Data about app and page elements:
□ □ □ □ □ □ □

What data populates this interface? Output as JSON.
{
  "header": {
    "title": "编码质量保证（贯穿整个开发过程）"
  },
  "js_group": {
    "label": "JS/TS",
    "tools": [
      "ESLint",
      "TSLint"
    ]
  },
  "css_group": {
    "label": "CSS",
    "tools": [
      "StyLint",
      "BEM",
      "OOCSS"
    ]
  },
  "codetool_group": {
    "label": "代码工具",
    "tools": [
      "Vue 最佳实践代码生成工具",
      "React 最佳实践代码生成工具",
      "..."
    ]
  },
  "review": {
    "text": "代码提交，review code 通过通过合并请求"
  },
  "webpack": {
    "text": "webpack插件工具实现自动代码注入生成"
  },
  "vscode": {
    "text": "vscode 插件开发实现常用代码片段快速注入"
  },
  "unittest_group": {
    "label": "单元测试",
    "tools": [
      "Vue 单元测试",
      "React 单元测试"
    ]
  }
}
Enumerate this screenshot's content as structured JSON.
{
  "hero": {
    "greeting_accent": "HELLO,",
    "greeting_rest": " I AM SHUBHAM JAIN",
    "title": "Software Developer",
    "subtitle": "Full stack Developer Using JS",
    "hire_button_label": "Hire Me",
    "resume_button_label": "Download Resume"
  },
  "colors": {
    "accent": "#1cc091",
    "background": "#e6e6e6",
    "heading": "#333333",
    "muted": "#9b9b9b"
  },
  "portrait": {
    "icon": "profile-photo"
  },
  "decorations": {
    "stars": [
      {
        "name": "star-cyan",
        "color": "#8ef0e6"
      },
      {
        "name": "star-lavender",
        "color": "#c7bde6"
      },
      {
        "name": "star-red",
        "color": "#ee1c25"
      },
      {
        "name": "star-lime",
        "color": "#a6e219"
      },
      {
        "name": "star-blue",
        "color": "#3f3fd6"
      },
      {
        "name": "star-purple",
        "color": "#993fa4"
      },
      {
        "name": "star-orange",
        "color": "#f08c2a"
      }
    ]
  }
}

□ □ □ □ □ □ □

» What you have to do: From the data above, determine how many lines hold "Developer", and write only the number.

» Written response: 2